Symantec Enters Encryption Fight with Security Rivals

Symantec has licensed encryption technology for a new product suite that it hopes will answer customer needs.

Symantec is challenging its security rivals on the encryption front with a new suite of products for laptops, desktops and removable storage devices.

Symantec Endpoint Encryption 6.0, launching March 3, is based on technology licensed from GuardianEdge and is divided into two products: the full-disk edition and removable storage edition, which can be purchased separately or together as part of the suite.

The move is meant to answer the call from customers for encryption capabilities in conjunction with Symantec Endpoint Protection 11.0, company officials said. It also comes a few months after Symantec's biggest security rival, McAfee, closed on a deal to acquire SafeBoot for its encryption technology.

"While [we] could have done the work ourselves, this allows us to get in the market right away with a solid product," said Joan Fazio, senior director on the endpoint security team. "We knew we needed to be in the encryption market; it's something that people are talking about."

According to Fazio, the company plans to eventually meld the encryption technology into its data leak prevention and Endpoint Protection products.
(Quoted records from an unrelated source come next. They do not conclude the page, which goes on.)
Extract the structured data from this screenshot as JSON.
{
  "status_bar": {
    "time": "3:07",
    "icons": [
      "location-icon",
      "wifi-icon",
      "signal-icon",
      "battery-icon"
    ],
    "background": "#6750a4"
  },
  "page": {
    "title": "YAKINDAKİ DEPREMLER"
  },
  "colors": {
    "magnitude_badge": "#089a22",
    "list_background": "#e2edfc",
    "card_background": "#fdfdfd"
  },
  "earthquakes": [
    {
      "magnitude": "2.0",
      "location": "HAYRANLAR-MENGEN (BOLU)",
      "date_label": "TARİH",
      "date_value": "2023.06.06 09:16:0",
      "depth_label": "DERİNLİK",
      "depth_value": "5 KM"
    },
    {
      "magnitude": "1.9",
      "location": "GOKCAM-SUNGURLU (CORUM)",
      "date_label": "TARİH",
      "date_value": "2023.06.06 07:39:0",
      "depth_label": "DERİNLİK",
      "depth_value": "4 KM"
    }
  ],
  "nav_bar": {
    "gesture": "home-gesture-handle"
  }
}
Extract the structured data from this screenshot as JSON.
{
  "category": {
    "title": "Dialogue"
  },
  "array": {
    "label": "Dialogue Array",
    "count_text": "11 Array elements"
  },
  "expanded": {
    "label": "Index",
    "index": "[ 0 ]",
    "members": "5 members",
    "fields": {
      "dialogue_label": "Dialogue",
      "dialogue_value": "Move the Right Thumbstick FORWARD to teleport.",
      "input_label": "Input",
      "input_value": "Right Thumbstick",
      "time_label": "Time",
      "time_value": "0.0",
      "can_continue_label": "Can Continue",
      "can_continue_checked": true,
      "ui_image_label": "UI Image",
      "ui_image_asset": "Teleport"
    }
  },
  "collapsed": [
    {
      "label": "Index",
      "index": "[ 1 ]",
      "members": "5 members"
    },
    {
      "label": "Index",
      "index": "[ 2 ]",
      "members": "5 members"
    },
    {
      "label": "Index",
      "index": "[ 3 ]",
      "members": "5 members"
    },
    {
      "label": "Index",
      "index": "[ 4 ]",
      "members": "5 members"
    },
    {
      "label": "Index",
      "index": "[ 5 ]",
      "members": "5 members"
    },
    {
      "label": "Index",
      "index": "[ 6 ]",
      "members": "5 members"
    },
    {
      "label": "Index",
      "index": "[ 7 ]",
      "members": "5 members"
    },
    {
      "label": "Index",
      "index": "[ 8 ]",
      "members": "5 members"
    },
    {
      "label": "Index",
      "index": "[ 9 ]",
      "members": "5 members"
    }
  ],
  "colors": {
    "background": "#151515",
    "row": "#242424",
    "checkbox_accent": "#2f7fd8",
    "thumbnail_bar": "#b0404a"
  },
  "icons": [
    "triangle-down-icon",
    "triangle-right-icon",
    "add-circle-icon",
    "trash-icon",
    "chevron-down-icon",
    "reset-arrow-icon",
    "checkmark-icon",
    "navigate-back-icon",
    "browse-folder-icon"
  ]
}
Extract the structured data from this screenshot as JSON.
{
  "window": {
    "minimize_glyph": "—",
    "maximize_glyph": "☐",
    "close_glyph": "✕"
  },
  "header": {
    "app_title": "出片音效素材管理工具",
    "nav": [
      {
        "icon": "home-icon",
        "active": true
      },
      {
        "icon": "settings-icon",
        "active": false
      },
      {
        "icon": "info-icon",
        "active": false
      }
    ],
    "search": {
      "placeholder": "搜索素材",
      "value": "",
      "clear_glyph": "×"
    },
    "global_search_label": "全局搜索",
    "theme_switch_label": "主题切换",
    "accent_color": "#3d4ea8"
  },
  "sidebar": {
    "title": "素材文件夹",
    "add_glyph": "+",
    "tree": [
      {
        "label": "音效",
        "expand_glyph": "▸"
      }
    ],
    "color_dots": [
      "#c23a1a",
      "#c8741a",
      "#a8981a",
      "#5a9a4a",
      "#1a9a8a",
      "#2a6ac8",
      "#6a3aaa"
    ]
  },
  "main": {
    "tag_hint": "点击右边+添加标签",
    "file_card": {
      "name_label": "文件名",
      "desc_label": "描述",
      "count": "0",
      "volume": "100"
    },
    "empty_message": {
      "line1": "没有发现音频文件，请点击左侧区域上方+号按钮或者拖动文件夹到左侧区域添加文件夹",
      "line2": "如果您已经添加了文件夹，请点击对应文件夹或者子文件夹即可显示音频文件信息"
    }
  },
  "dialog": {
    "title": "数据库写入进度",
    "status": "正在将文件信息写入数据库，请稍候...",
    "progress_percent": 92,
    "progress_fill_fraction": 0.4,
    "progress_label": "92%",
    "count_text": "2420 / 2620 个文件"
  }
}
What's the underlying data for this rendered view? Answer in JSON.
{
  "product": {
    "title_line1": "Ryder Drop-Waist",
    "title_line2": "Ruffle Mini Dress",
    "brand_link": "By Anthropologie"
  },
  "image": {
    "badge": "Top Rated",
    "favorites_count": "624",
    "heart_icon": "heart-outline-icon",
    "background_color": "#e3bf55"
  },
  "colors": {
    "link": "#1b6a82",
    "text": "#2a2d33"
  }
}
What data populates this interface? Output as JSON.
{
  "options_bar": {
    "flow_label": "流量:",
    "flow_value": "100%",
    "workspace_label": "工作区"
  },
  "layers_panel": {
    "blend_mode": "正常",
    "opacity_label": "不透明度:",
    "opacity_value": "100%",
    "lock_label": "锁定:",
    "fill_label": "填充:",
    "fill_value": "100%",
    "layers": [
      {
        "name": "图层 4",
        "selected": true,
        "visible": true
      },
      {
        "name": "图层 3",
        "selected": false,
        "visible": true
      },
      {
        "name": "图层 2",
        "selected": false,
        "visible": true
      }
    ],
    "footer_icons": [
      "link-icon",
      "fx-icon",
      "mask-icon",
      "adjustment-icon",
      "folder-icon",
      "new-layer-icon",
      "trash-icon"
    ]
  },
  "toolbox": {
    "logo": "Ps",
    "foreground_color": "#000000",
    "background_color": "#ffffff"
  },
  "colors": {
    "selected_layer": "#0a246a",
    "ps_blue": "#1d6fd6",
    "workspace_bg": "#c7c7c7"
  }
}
"If you recall, the vision of what we did with Endpoint Protection is to create this platform under which we could manage each of these technologies as one agent, one console," she said. "Where we want to go with that is to tuck in other technologies managed under this same platform, making that whole idea of managing this infrastructure easy, operationalizing these types of things so that your IT folks can focus on the really critical things."

The Full Disk Edition encrypts all disk sectors and includes mandatory pre-boot authentication.

Keeping in mind that employees sometimes have legitimate reasons to download information and take it home for use, Symantec officials have created two ways for users to access encrypted files without a removable storage edition client on the endpoint being used, said Edy Almer, a senior product manager.

"By policies, the administrator would decide who gets small tools for extracting an encrypted file," he said. "The package itself will get copied automatically to any new removable storage that you are connecting to the computer, given that the administrator decides you need to."

Almer added that you can also allow an end user to create self-extracting executables, and noted that the most important element of the product is that it offers organizations a way to prove compliance.

"If you lose your physical device, you can positively prove because of our management console that ... all relevant data on it was encrypted," he said.